Is this good grammar anymore?

Whether is grammatical or not depends on whether you’re talking about prescriptivist or descriptivist grammar. (this is an issue that is discussed a lot in introductory linguistics classes)

Prescriptivist: “This is the way you should talk. Infinitives should not be split, sentences should not end with prepositions, anymore should only be used in negative sentences …” That kind of thing. A lot of these rules were based on the grammatical rules of Latin, but I don’t know about the use of anymore.

Descriptivist: “In certain areas, the word anymore is used in affirmative sentences thusly: [insert appropriate examples here; this isn’t part of my dialect, so I dunno]. Also, speakers often split infinitives and sentences can sound very awkward when the speaker goes out of their way to avoid ending prepositions.”

Well crikey. Speaking of grammar, make that “Whether it is grammatical or not …”

– Dragonblink, who’s spent the last several hours studying comparative and internal linguistic reconstruction.

Bryan Garner’s Dictionary of Modern English Usage (1998):

Unless it appears in a negative statement, this word is dialectical in the sense “nowadays.”

Well… what the OP said:

“Abuse of grammar” has connotations beyond propriety. People who use the phrase you asked about in the OP are not abusing grammar. Even “speaking improperly” suggests some kind of error is being made by the speaker, instead of what the argument against the usage actually is… a difference of opinion.

No, I understood what you were asking. I just gave you a more precise answer than you wanted… that while the phrase is not proper in certain contexts, it’s also not an abuse of grammar.

The rant in my last post, though, was probably not a good idea. It’s pretty tangential to the subject. I apologize. To Waverly specifically.


One source of confusion is that some people, even including Waverly, have referred to this both as grammar and usage. Changes in meanings of words is a matter of usage, not grammar. Grammar is usually quite stable; usage changes radically over time. The problem stems from the fact that thousands of words are in the process of changing (or adding) meanings at any given time, and these will span a spectrum from “virtually everybody considers acceptable” to “virtually nobody considers acceptable.”

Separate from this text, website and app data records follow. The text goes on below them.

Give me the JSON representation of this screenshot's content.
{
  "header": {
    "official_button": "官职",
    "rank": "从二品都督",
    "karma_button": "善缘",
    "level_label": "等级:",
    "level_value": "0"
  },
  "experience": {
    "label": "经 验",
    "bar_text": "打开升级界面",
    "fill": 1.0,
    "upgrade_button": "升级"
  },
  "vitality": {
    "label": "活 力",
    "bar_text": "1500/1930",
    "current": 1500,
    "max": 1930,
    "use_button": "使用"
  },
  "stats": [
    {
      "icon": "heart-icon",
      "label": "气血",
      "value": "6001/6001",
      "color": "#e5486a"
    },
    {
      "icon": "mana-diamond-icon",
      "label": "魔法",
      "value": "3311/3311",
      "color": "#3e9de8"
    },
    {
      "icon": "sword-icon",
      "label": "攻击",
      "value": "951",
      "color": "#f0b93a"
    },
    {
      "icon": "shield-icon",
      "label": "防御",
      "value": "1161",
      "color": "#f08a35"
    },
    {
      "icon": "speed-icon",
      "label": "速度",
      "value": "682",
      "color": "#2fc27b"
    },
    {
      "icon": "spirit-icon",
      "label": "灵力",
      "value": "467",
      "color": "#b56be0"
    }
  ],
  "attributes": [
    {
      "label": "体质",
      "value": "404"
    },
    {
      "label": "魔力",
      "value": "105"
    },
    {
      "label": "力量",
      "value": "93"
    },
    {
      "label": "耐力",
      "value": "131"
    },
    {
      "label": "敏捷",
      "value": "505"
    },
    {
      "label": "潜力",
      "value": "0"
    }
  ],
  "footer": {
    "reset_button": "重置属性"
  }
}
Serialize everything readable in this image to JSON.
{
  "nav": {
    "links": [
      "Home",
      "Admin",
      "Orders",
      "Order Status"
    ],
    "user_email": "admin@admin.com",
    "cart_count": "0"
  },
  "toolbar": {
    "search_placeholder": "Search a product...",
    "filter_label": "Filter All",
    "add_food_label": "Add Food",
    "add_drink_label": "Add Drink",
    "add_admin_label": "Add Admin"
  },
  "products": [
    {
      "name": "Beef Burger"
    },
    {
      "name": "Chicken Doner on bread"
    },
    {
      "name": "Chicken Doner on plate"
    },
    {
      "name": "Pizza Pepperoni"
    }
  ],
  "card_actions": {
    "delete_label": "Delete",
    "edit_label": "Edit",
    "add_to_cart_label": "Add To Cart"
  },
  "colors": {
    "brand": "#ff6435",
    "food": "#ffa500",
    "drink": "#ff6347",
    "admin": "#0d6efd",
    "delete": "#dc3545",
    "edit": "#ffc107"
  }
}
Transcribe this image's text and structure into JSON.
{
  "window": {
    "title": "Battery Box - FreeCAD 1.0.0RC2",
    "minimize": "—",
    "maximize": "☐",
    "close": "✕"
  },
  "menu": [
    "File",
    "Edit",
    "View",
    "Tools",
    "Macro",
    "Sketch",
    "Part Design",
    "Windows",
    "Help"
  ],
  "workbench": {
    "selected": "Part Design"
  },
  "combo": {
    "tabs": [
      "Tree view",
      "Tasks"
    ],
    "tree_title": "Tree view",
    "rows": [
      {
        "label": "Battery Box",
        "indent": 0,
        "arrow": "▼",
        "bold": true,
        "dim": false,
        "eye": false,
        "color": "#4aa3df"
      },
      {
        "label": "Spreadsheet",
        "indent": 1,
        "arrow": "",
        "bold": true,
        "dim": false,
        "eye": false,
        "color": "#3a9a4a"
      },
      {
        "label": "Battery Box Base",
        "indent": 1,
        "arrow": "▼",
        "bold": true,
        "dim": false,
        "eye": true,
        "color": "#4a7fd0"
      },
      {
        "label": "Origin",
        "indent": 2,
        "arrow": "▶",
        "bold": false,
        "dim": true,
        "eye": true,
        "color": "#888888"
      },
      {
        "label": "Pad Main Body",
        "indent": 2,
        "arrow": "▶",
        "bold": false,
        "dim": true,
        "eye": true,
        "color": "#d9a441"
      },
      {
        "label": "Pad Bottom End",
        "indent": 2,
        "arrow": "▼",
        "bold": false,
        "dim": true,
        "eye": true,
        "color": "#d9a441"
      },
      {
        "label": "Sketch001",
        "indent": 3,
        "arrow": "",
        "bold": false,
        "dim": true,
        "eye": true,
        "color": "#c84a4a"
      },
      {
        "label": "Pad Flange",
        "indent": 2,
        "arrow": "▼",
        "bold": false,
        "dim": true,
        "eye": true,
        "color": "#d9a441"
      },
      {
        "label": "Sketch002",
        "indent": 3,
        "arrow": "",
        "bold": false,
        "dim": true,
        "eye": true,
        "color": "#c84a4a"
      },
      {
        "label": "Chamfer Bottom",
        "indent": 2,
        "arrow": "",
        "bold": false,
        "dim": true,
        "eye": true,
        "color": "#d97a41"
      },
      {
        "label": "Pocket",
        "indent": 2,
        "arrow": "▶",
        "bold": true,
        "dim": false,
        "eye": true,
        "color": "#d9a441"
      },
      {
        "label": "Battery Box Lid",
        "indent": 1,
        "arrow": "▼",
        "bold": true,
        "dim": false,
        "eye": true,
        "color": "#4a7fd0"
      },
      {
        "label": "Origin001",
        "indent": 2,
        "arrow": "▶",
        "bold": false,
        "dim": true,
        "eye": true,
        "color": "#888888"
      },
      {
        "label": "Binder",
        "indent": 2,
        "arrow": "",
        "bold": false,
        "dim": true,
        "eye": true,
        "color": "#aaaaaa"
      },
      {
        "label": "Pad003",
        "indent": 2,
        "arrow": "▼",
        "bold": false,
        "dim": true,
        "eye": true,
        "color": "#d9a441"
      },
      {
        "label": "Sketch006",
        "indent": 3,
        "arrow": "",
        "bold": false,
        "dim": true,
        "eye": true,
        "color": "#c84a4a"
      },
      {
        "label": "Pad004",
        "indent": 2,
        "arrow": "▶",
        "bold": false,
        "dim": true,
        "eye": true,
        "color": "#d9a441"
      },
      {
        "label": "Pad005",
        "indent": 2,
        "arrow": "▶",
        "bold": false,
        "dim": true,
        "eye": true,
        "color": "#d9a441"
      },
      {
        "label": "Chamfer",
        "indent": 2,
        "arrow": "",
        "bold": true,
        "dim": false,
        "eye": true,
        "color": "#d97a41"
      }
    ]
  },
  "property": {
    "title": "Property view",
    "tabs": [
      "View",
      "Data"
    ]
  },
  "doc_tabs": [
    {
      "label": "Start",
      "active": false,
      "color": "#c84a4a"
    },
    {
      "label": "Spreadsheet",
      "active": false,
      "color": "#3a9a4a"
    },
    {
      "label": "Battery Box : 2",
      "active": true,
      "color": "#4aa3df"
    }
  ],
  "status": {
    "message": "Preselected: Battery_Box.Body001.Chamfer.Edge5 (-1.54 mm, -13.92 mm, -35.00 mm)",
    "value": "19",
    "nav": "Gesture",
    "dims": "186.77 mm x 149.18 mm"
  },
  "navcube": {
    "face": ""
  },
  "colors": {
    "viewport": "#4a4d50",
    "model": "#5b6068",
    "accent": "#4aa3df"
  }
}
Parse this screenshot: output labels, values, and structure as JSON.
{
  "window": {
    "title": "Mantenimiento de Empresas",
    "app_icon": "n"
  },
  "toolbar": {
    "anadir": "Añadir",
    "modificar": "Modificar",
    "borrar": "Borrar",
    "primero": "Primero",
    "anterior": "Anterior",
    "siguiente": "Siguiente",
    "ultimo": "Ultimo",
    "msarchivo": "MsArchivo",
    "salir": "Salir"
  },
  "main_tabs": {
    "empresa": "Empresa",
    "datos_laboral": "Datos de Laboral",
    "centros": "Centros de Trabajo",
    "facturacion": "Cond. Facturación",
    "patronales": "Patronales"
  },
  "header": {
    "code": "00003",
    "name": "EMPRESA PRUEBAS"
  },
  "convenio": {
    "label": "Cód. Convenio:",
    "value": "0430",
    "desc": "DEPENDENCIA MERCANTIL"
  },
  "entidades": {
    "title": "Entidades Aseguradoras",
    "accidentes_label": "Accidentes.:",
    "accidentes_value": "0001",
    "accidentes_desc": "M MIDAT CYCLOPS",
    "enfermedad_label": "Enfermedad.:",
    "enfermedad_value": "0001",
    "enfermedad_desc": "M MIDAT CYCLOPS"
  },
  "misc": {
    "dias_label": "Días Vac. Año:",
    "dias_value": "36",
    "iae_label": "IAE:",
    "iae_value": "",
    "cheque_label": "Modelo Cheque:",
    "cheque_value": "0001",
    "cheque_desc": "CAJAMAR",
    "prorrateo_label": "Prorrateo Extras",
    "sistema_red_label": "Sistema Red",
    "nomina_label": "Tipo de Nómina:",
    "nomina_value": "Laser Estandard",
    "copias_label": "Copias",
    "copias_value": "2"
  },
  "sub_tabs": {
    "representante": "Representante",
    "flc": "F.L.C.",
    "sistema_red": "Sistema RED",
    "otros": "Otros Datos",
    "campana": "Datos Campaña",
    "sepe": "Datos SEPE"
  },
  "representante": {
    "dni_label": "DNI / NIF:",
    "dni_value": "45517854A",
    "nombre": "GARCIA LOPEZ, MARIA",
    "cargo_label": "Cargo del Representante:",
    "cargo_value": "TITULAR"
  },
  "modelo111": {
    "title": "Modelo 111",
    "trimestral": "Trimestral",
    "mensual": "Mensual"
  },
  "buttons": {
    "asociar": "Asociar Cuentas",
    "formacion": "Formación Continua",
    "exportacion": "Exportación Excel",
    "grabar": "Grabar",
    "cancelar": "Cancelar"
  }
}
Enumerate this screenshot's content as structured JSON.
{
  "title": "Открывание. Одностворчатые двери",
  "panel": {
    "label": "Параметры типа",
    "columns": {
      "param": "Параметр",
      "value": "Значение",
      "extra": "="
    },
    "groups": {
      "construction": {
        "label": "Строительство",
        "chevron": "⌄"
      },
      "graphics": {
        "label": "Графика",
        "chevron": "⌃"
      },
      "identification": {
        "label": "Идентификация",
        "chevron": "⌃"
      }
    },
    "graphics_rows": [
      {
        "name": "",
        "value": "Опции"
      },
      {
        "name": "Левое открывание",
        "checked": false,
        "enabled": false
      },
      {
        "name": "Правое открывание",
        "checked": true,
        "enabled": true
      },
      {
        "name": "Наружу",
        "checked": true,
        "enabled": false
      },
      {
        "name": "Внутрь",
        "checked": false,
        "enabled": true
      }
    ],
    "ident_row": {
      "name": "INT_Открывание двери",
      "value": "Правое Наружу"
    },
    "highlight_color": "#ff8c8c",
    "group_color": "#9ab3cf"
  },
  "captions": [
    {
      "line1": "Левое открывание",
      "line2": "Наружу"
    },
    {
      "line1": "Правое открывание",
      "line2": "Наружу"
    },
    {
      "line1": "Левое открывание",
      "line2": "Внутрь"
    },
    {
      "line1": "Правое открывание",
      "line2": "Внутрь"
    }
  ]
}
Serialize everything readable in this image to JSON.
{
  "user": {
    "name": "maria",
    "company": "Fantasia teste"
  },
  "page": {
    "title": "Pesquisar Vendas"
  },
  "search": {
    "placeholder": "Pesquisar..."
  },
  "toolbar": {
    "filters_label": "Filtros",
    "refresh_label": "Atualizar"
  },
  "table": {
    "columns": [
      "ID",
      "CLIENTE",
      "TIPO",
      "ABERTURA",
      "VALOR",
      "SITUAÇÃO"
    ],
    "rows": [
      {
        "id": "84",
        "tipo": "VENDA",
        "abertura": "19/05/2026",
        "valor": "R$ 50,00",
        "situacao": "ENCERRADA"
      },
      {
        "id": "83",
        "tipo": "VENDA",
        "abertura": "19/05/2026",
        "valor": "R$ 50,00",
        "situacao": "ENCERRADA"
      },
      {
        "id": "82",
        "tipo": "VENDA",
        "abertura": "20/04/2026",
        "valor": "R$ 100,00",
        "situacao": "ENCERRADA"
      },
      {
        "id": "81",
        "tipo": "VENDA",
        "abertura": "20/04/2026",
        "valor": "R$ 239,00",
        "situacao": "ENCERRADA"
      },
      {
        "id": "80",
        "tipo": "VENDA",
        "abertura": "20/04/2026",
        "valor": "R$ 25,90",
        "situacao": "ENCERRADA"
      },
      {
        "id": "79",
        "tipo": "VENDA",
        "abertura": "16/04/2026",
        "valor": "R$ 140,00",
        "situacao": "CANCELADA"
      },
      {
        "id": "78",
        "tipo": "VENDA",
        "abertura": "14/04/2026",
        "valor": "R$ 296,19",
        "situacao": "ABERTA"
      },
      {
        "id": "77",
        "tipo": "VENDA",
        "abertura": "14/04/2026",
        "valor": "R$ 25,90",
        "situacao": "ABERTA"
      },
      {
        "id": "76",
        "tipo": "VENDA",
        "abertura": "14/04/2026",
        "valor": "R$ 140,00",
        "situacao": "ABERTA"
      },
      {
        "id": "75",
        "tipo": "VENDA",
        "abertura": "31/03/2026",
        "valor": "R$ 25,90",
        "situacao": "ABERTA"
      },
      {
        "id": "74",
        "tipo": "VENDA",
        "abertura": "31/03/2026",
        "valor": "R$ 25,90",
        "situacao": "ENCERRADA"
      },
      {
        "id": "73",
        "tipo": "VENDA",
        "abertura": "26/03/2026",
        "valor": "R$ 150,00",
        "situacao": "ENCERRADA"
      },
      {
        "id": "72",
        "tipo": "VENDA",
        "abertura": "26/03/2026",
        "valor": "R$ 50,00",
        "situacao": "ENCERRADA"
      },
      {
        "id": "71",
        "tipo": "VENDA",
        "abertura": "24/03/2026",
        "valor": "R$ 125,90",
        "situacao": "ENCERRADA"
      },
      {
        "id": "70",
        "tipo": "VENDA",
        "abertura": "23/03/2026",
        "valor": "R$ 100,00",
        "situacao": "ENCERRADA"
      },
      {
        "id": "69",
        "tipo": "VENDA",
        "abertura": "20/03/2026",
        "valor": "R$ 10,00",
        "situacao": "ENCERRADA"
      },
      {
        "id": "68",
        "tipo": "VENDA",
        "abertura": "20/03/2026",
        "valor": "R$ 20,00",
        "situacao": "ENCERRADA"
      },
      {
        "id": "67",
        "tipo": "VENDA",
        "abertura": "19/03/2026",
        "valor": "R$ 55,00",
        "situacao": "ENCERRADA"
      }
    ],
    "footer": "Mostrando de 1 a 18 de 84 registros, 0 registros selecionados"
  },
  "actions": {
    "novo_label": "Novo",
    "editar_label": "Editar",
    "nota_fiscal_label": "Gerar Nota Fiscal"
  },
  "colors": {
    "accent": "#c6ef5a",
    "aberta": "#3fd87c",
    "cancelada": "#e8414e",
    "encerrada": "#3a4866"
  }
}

No two people, even good writers and “usage” authorities, ever completely agree on the acceptability factor of every one of these thousands of words. Check out the opinions of the experts in the famed usage poll in the American Heritage Dictionary. Each word polled will be accepted by a different set of experts; and if you check the polls from various editions you will find that these experts will change their minds over time.

Usage guides are one source of guidance as to the acceptability of a usage in formal or careful writing. They are not intended to make statements about casual, informal, or everyday speech. But like the side of the medicine bottle says, they can be very beneficial if “used as directed.”

The ones I referred to as classics, which can be another way of saying that they are slightly out-of-date or overly conservative. I got them when I was a younger writer; I haven’t bought one in years. (Hey, I’m a professional of thirty years standing – I make my own decisions. Mostly.) If you refer to a usage guide frequently you should get one as current as possible.

Thank you, but there is really no need. Irregardless of our disagreement, it’s been an interesting discussion nevertheless.

I’d be at a loss to quite describe the difference sufficiently, but I do feel there is one between an idiomatic usage, and usage that is bends a word’s commonly understood meaning.

‘Anymore’ has been defined as conveying a demarcation in time in a statement with a negative connotation. If it’s used as a synonym for ‘now’ or ‘nowadays’, it’s not just novel usage, but could lead a casual listener or reader to incorrectly interpret the statement as a negative.

“It’s a nice to find a good Italian restaurant anymore”

I have to paraphrase for an example, as I can’t remember the exact words, but someone said something similar to me recently. That statement, on its own, is difficult to interpret. Accustomed to hearing ‘anymore’ in negative statements, one has to wonder if the person is enjoying their meal.